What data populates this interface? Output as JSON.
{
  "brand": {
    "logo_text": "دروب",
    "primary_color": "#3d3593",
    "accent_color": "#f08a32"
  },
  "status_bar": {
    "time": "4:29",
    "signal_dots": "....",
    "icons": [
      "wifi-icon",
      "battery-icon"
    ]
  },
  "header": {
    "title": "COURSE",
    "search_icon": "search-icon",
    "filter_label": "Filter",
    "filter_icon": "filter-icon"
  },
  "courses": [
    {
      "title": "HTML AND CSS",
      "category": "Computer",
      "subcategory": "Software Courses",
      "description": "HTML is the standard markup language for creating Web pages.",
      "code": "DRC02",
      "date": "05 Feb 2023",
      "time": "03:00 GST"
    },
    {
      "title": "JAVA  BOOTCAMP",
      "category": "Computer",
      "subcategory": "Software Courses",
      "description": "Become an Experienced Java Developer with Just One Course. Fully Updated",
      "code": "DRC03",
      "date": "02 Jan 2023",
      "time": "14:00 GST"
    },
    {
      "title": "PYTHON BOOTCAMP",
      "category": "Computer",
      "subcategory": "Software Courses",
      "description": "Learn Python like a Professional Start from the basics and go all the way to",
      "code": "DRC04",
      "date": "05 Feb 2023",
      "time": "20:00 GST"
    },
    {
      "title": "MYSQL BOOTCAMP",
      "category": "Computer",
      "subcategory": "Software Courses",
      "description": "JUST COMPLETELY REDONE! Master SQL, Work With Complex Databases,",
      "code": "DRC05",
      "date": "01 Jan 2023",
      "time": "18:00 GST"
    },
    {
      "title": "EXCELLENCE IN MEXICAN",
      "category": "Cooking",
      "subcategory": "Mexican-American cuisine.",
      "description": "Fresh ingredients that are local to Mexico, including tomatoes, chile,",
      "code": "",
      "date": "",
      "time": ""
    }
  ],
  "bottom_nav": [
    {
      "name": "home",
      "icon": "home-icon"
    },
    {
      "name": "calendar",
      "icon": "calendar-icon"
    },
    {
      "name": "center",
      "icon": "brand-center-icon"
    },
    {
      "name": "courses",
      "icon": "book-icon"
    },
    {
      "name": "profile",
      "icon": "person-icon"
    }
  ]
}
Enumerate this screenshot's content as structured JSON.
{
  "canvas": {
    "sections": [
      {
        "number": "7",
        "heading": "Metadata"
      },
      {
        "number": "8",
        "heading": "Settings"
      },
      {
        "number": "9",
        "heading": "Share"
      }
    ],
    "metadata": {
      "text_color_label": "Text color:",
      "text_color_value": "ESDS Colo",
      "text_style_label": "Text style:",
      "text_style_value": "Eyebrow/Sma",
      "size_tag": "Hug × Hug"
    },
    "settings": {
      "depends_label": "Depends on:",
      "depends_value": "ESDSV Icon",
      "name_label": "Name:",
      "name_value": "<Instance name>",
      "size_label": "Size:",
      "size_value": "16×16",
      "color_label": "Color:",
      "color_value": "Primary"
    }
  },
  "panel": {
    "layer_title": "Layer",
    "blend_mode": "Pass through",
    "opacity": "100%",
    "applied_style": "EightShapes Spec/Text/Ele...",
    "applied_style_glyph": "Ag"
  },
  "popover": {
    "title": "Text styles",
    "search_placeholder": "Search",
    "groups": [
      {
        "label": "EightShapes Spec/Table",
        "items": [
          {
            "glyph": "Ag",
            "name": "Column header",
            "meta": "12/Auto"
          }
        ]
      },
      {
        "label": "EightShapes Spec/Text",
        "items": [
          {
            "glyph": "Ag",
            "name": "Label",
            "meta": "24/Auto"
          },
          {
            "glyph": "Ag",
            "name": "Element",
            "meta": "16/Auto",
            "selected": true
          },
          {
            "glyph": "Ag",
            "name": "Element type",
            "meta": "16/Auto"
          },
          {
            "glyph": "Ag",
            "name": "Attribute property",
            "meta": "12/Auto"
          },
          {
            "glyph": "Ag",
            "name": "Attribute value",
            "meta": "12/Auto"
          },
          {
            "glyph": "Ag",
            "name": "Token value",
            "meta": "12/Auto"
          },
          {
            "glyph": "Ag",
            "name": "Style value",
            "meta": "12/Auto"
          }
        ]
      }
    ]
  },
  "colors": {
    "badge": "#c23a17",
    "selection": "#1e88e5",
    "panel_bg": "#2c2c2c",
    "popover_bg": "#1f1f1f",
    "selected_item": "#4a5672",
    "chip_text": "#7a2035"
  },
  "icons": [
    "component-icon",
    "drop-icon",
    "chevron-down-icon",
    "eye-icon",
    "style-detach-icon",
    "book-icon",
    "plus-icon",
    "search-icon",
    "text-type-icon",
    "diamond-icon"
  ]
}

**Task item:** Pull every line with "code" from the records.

**Written response:**
      "code": "DRC02",
      "code": "DRC03",
      "code": "DRC04",
      "code": "DRC05",
      "code": "",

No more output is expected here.